■ **Task objective**
Among the entries below, find the lines with "Clear" and copy them.

■ **Records for the task**
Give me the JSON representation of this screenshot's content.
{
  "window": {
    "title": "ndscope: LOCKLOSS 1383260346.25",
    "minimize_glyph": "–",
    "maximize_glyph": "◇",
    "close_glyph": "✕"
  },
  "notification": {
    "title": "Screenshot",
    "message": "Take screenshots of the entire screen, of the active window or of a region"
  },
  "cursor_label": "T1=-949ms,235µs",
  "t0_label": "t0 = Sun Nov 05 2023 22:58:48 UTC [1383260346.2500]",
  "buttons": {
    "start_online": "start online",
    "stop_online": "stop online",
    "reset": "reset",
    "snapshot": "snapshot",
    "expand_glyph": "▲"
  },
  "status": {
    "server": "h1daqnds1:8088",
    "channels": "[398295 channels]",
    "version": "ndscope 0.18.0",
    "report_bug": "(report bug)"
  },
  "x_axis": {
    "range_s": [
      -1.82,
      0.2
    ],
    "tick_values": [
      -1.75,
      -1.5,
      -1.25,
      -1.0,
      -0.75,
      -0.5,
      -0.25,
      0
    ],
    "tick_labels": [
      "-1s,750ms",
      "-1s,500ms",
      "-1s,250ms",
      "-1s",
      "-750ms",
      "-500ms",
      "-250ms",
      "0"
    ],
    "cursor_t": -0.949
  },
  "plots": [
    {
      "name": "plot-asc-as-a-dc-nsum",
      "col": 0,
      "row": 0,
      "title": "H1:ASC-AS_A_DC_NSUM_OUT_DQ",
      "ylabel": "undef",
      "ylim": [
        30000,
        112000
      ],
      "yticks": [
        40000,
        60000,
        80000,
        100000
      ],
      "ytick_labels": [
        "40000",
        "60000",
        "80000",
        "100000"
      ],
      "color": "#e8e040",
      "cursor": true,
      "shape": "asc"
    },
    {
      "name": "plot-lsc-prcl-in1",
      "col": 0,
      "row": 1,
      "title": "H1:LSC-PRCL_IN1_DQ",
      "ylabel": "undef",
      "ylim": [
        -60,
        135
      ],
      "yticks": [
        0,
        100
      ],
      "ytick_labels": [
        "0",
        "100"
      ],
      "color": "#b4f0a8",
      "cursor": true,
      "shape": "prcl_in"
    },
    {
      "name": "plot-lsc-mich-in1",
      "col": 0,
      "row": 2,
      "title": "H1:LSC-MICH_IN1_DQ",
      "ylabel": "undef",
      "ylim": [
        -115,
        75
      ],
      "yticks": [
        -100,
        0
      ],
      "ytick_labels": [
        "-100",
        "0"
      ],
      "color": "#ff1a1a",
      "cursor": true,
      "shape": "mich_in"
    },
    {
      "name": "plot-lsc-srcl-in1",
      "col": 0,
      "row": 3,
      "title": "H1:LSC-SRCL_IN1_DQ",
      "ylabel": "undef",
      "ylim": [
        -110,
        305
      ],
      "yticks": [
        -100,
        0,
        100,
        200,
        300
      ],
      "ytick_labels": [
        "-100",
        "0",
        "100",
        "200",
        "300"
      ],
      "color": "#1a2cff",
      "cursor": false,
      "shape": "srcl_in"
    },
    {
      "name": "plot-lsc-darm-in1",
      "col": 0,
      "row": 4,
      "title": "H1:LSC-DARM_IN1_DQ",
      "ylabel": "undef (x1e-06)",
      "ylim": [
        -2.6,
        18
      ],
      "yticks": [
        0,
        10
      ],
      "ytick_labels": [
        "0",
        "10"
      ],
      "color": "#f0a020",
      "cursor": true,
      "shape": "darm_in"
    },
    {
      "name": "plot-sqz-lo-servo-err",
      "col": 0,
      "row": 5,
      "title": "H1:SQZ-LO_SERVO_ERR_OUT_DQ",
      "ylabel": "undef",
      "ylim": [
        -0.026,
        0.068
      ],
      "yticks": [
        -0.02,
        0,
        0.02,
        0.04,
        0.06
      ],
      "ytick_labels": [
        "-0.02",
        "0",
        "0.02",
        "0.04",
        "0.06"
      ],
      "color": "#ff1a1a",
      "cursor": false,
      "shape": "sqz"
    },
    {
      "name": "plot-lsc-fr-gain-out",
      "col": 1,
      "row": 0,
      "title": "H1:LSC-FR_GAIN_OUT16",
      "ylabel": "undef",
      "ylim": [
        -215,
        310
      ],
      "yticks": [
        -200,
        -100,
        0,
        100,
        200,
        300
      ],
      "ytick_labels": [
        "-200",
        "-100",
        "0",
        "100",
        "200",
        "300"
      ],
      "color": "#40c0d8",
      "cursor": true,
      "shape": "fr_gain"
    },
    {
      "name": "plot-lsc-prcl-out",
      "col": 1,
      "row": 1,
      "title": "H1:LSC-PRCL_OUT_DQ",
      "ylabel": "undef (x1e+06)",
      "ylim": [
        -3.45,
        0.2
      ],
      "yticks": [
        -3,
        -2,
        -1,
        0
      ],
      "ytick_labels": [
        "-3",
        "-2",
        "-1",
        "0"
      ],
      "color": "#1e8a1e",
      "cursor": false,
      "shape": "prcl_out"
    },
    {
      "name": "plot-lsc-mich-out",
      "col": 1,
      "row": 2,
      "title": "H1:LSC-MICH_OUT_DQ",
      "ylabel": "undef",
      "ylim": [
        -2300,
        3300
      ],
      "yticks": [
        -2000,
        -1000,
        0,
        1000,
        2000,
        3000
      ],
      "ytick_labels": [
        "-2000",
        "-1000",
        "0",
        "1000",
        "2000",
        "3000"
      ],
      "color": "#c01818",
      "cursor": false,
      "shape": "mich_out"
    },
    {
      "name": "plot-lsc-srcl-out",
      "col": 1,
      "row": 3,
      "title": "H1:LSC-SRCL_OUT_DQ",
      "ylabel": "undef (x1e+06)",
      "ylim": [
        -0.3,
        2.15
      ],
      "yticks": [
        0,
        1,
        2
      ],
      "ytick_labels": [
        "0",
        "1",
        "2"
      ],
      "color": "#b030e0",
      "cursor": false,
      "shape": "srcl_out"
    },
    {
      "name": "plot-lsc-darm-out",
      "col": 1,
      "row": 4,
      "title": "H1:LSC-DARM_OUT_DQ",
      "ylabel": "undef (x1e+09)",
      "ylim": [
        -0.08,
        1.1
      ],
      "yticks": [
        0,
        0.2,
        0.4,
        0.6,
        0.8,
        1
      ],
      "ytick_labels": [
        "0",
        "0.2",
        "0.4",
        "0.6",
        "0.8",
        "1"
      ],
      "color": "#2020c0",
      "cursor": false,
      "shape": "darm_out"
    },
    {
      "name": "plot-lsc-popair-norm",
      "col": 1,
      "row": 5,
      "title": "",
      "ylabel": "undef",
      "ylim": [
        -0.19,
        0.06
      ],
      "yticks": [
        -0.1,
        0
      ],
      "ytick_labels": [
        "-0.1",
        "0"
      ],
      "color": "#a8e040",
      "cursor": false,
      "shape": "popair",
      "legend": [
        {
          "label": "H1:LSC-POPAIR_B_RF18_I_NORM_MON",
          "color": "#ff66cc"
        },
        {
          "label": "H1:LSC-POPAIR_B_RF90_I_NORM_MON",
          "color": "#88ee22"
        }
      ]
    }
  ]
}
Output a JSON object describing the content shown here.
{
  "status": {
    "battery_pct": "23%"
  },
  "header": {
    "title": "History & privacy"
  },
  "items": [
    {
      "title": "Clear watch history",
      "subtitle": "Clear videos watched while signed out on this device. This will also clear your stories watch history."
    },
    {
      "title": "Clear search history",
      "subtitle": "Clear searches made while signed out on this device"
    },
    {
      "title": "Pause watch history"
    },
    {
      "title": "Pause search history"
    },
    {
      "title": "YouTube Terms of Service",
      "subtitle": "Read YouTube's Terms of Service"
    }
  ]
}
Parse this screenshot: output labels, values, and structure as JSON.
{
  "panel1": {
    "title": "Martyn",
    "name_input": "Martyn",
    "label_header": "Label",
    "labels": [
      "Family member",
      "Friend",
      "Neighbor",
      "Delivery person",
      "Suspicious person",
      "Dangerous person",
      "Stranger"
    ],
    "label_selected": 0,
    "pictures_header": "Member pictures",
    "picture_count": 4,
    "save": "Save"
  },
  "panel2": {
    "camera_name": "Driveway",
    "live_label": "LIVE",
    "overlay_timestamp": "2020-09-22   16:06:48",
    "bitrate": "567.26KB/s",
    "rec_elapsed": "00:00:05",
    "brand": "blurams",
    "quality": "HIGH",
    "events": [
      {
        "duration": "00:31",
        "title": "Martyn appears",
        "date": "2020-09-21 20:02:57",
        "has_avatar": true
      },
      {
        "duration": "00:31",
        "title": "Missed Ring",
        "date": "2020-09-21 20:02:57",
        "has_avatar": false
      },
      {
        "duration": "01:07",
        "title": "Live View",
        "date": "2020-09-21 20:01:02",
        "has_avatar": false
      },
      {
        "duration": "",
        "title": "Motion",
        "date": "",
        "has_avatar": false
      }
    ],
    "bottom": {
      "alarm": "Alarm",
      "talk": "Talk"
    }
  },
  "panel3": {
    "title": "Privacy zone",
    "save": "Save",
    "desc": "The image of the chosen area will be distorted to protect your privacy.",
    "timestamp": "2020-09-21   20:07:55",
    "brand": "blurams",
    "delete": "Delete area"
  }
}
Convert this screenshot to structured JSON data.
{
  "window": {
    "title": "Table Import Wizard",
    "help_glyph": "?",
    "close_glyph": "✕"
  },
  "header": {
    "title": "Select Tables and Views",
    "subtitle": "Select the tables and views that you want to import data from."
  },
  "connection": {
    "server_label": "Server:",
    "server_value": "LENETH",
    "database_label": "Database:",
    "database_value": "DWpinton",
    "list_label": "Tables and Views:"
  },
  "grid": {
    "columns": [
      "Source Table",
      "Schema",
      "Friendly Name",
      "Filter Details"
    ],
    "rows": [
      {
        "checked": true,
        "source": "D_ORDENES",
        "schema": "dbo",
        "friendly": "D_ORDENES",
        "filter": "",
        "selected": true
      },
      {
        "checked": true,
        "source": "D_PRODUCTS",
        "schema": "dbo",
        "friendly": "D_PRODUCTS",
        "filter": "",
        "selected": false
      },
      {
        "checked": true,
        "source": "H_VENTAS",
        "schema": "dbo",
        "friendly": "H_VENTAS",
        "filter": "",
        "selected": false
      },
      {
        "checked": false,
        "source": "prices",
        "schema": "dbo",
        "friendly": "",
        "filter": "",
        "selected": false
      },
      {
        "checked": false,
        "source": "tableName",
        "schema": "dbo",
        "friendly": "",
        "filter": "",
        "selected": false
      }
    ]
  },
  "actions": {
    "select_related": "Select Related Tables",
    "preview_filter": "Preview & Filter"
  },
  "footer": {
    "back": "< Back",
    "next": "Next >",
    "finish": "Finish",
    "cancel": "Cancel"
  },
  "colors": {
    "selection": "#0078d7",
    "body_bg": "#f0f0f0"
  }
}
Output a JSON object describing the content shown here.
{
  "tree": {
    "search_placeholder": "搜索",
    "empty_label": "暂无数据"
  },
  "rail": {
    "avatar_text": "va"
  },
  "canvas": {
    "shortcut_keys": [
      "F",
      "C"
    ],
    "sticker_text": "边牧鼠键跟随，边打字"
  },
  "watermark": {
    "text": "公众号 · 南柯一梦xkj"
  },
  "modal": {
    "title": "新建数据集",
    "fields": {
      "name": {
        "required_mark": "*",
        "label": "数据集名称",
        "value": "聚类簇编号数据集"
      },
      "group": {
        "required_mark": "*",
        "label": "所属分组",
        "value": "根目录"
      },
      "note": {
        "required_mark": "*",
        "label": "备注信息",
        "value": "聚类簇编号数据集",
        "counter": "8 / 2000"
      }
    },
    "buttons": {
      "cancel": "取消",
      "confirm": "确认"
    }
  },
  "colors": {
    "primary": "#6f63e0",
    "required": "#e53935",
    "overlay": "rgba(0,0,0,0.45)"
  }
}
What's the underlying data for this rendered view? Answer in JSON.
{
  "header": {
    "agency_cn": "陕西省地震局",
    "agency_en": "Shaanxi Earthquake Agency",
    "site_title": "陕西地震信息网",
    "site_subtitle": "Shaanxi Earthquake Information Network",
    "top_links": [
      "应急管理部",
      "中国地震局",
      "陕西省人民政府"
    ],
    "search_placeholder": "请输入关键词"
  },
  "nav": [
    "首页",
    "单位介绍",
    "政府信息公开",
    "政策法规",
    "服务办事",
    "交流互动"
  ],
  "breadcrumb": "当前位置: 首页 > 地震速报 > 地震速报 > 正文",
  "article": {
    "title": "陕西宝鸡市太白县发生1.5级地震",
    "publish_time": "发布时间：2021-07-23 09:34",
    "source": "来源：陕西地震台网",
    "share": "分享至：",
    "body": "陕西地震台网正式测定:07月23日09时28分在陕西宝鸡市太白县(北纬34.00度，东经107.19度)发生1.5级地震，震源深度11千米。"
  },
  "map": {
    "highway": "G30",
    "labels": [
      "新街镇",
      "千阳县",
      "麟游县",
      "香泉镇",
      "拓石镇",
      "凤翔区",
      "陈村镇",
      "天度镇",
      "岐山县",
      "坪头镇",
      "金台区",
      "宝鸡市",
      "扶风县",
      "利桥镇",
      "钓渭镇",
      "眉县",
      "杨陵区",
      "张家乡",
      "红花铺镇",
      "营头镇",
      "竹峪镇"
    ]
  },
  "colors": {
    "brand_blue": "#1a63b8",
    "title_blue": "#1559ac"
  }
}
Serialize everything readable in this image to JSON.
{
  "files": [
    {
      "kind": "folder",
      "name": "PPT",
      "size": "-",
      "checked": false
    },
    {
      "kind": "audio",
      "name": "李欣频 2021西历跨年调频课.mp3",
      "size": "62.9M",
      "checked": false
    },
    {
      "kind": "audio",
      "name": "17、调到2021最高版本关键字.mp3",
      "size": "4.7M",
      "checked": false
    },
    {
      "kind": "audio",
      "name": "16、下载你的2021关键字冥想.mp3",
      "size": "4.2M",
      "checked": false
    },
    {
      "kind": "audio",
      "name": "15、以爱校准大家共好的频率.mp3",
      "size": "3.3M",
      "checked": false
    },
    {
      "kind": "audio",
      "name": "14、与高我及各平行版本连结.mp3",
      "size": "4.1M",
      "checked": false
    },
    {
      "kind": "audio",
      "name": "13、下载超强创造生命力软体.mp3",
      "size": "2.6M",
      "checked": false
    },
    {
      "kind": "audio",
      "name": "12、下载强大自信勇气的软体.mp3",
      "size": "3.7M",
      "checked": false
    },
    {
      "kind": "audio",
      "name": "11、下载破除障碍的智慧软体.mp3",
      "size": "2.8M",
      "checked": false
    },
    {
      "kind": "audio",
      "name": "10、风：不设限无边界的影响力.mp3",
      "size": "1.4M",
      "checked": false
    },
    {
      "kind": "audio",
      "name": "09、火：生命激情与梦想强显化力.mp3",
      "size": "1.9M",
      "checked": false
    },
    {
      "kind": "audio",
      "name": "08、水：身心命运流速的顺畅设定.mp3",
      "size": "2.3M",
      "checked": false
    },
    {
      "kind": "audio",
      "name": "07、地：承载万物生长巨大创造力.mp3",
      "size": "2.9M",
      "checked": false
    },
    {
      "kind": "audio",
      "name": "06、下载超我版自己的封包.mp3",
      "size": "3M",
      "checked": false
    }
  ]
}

■ **Written reply**
      "title": "Clear watch history",
      "subtitle": "Clear videos watched while signed out on this device. This will also clear your stories watch history."
      "title": "Clear search history",
      "subtitle": "Clear searches made while signed out on this device"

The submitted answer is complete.